ABOUT THIS TASK: Work out how many lines in this listing hold the word "Sample", and give the number with nothing added.

-- Opening Marker --

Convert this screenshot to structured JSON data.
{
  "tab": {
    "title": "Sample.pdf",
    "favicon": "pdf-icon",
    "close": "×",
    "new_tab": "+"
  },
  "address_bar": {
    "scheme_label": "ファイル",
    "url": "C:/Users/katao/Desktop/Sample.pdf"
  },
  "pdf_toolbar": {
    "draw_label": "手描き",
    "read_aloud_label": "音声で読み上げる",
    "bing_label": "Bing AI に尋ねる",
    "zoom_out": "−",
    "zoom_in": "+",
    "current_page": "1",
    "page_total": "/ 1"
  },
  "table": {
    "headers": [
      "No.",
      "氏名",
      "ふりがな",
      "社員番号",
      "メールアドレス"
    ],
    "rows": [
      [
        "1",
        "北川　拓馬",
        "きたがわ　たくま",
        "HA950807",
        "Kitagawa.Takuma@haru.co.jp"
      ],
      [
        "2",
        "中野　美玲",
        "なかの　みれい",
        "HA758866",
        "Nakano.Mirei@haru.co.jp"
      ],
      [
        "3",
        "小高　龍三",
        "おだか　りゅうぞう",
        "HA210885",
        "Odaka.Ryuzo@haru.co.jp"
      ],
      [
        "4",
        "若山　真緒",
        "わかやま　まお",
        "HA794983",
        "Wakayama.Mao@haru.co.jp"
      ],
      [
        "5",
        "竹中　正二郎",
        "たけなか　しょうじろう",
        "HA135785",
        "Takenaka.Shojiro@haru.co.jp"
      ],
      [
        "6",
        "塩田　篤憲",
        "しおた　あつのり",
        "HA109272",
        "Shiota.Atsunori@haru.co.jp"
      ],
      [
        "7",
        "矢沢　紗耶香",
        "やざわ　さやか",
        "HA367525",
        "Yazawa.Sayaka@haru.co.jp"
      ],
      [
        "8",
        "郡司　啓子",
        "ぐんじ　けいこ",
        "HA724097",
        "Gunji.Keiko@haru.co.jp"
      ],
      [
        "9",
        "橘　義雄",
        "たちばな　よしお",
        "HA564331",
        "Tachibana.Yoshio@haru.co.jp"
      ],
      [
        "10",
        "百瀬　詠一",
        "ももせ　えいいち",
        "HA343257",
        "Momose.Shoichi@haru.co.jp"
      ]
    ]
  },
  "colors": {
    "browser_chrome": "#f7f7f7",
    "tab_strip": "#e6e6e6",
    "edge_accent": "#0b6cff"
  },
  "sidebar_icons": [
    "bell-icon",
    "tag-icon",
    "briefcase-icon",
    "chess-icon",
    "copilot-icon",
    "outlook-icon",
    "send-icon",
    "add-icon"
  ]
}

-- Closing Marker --

RESPONSE TO THIS TASK: 2